Governor Says Nursing Corps Initiative Addressing Nursing Shortage

Contact: Liz Boyd 517-335-6397

August 15, 2008

Radio address discusses funding to help increase training for nurses                        

LANSING - In her weekly radio address, Governor Jennifer M. Granholm today said that $6.5 million in new funding for the Michigan Nursing Corps (MNC) will help expand nursing education in nursing schools across the state to help meet the growing demand for quality medical care, providing Michigan citizens with good-paying jobs.

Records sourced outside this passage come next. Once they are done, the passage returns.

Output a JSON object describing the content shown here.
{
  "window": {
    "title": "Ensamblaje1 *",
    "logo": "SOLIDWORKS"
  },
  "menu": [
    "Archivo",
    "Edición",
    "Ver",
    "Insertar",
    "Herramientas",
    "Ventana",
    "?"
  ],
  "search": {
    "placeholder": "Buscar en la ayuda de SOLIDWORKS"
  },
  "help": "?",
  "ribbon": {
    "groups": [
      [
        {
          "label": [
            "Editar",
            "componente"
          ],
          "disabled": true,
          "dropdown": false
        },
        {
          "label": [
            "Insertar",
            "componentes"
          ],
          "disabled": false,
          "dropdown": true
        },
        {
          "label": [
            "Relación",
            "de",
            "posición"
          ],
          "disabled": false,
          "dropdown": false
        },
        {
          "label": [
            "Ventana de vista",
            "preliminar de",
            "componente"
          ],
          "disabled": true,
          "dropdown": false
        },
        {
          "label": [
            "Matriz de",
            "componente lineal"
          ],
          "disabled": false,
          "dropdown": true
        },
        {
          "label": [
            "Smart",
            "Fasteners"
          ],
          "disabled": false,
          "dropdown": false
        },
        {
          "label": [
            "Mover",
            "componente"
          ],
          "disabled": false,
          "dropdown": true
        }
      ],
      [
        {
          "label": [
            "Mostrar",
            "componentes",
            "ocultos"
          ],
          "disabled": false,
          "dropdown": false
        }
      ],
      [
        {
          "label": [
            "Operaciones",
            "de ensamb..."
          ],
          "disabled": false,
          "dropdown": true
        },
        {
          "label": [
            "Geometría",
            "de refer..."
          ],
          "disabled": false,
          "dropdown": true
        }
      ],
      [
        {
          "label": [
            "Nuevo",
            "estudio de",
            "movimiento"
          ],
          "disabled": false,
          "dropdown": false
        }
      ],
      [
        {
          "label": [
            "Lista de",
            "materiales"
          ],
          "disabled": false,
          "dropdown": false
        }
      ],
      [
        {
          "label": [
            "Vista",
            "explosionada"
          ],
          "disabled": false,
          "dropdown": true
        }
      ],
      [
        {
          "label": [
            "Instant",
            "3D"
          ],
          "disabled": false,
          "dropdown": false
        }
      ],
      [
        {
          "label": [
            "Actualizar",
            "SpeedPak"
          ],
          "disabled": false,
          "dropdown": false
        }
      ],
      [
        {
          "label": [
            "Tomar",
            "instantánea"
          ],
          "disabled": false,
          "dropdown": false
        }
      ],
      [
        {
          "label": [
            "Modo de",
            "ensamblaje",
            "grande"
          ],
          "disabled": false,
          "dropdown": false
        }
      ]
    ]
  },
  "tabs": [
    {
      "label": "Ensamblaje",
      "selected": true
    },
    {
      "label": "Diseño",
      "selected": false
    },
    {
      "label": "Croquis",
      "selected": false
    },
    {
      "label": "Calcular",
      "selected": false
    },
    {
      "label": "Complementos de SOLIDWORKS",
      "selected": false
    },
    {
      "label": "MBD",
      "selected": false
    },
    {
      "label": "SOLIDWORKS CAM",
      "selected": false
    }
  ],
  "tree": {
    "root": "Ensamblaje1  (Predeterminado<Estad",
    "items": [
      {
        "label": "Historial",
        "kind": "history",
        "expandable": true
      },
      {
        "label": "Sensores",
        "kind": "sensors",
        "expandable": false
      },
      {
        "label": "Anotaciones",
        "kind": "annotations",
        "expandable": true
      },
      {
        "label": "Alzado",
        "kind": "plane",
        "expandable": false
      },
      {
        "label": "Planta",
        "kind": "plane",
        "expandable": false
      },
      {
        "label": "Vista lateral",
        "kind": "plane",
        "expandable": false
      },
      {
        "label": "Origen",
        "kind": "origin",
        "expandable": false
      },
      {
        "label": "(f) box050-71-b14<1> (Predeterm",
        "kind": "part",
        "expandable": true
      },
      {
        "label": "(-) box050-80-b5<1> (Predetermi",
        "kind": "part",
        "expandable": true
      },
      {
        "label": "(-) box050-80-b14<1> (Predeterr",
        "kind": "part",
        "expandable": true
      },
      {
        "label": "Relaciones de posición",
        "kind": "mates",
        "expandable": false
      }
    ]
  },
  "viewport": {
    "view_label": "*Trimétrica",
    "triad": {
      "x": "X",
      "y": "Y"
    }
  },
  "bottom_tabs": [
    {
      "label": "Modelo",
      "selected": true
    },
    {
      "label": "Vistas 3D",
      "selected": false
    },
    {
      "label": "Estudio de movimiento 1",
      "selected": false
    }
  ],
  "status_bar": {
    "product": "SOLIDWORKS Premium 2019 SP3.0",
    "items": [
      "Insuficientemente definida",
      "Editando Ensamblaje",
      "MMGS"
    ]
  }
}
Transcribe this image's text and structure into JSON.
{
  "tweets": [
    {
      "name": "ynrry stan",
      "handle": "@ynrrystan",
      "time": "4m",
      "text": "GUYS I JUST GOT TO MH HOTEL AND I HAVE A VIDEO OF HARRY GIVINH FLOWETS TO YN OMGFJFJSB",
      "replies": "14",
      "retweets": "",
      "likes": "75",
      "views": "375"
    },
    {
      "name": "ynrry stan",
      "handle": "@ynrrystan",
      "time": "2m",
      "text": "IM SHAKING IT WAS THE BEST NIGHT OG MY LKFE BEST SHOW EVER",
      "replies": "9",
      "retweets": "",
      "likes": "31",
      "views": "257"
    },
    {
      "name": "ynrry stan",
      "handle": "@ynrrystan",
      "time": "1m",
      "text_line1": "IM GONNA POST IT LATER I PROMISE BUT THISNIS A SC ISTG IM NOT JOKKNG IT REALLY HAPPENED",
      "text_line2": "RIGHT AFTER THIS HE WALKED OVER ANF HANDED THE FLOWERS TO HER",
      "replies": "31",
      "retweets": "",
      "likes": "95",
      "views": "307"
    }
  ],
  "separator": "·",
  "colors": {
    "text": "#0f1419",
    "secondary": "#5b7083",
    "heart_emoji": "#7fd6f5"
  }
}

"Michigan needs more nurses to meet our immediate and developing health care needs," Granholm said.  "And we need a thriving health care sector that provides our citizens with good- paying jobs.  Our Michigan Nursing Corps is making sure we achieve both of these important goals."

The governor created MNC with the goal of rapidly producing nursing educators so schools can admit more nursing students and reduce the long wait periods currently experienced by nursing students.  Michigan's nursing shortage is estimated to be 18,000 by the year 2015.

"All of us - at some point in our lives - will need medical care," Granholm said.  "Whether it's the serious care of a hospital or treatment at a doctor's office, the quality of care that we receive is greatly influenced by the care and compassion of the nurses that we meet."

The governor's weekly radio address is released each Friday morning and may be heard on broadcast stations across the state.  The address is available on the governor's Web site at (www.michigan.gov/gov) for download, together with a clip of the quote above.  The radio address is also available as a podcast on the Web site, as well as on iTunes and via RSS feed for general distribution to personal MP3 players and home computers.  Links to the audio files and text of today's address follow.

Governor Jennifer M. Granholm
Radio Address - Michigan Nursing Corps
August 15, 2008

Full:  http://www.michigan.gov/documents/gov/Gov158_Full_245551_7.mp3 
Edited:  http://www.michigan.gov/documents/gov/Gov158_Edit_245552_7.mp3
Quote:  http://www.michigan.gov/documents/gov/Gov158_Quote_245553_7.mp3

This is Governor Jennifer Granholm. 

All of us - at some point in our lives - will need medical care.  Whether it's the serious care of a hospital or treatment at a doctor's office, the quality of care that we receive is greatly influenced by the care and compassion of the nurses that we meet.

That quality care is threatened by a nursing shortage in Michigan.  There just aren't enough trained professionals to meet the need.  In fact, our hospitals are hiring Canadian nurses, because they can't find enough Michigan workers.  And it's getting worse.  By 2010, Michigan is going to be short 7,000 registered nurses, and by 2015 we're going to be short 18,000 registered nurses. 

At the same time, thousands of people in Michigan would like to become nurses - many because they have lost jobs in other fields.  Last year, 4,400 qualified applicants were turned away from Michigan nursing programs because there wasn't enough room.

People like Jackie Sneed of Taylor.  Jackie recently left Ford Motor Company to pursue her dream of becoming a nurse.  After completing her pre-requisites and getting an excellent score on her entrance exam, Jackie remains on a waiting list for the Henry Ford Community College nursing program.  Jackie may have to wait another year or so.

That's why I proposed the Michigan Nursing Corps to train new nurses and nursing faculty, so we can expand our programs over the next five years to help people like Jackie become nurses to meet the growing demand.

So each of these strategies will help move nurses into the workforce quicker - it's all a part of our No Worker Left Behind initiative that is training workers for jobs that exist in the 21st century economy.

Funding for this program is growing.  We just announced $6.5 million in new funding to open the pipeline and expand nursing education in nursing schools across the state - places like Saginaw Valley State, Oakland, Wayne State, Northern Michigan, Detroit Mercy universities, as well as at Oakland Community College and their health care partners - all increasing the number of nurse educators and, therefore, increasing the number of nursing slots across the state.

So this program in all will result in 42,000 more trained nurses over the next 5 years.

Michigan needs more nurses to meet our immediate and developing health care needs.  And we need a thriving health care sector that provides our citizens with good paying jobs.  Our Michigan Nursing Corps is making sure we achieve both of these important goals.

Thank you for listening.

# # #